• _RECORDS_:
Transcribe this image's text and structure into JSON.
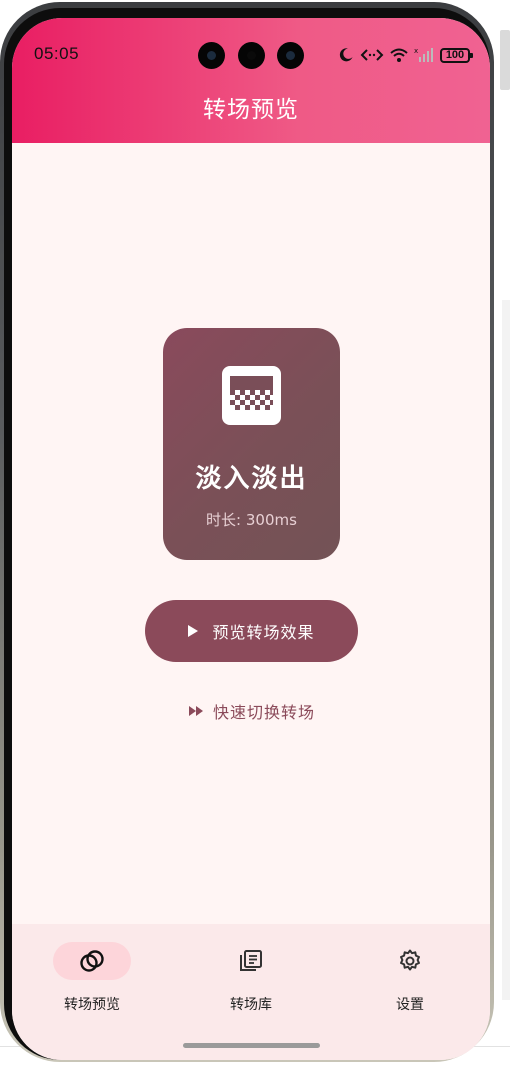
{
  "status_bar": {
    "time": "05:05",
    "battery": "100",
    "icons": [
      "moon-icon",
      "code-bracket-icon",
      "wifi-icon",
      "signal-icon",
      "battery-icon"
    ]
  },
  "header": {
    "title": "转场预览",
    "gradient_from": "#e91e63",
    "gradient_to": "#f06292"
  },
  "transition_card": {
    "icon": "fade-pattern-icon",
    "name": "淡入淡出",
    "duration": "时长: 300ms",
    "background": "#7f4e5a"
  },
  "actions": {
    "preview_label": "预览转场效果",
    "preview_icon": "play-icon",
    "quick_switch_label": "快速切换转场",
    "quick_switch_icon": "fast-forward-icon",
    "accent": "#8b4a5a"
  },
  "bottom_nav": {
    "items": [
      {
        "label": "转场预览",
        "icon": "overlap-circles-icon",
        "active": true
      },
      {
        "label": "转场库",
        "icon": "library-icon",
        "active": false
      },
      {
        "label": "设置",
        "icon": "gear-icon",
        "active": false
      }
    ],
    "active_pill_color": "#fdd5da"
  }
}
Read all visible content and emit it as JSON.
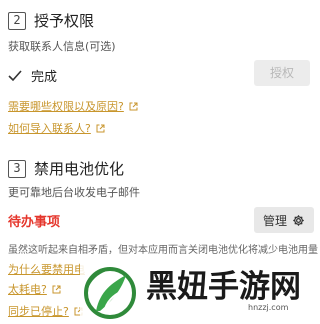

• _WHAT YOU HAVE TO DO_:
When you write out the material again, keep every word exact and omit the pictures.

• _EXERCISE RESULT_:
Transcribe this image's text and structure into JSON.
{
  "status_bar": {
    "time": "05:05",
    "battery": "100",
    "icons": [
      "moon-icon",
      "code-bracket-icon",
      "wifi-icon",
      "signal-icon",
      "battery-icon"
    ]
  },
  "header": {
    "title": "转场预览",
    "gradient_from": "#e91e63",
    "gradient_to": "#f06292"
  },
  "transition_card": {
    "icon": "fade-pattern-icon",
    "name": "淡入淡出",
    "duration": "时长: 300ms",
    "background": "#7f4e5a"
  },
  "actions": {
    "preview_label": "预览转场效果",
    "preview_icon": "play-icon",
    "quick_switch_label": "快速切换转场",
    "quick_switch_icon": "fast-forward-icon",
    "accent": "#8b4a5a"
  },
  "bottom_nav": {
    "items": [
      {
        "label": "转场预览",
        "icon": "overlap-circles-icon",
        "active": true
      },
      {
        "label": "转场库",
        "icon": "library-icon",
        "active": false
      },
      {
        "label": "设置",
        "icon": "gear-icon",
        "active": false
      }
    ],
    "active_pill_color": "#fdd5da"
  }
}
Read all visible content and emit it as JSON.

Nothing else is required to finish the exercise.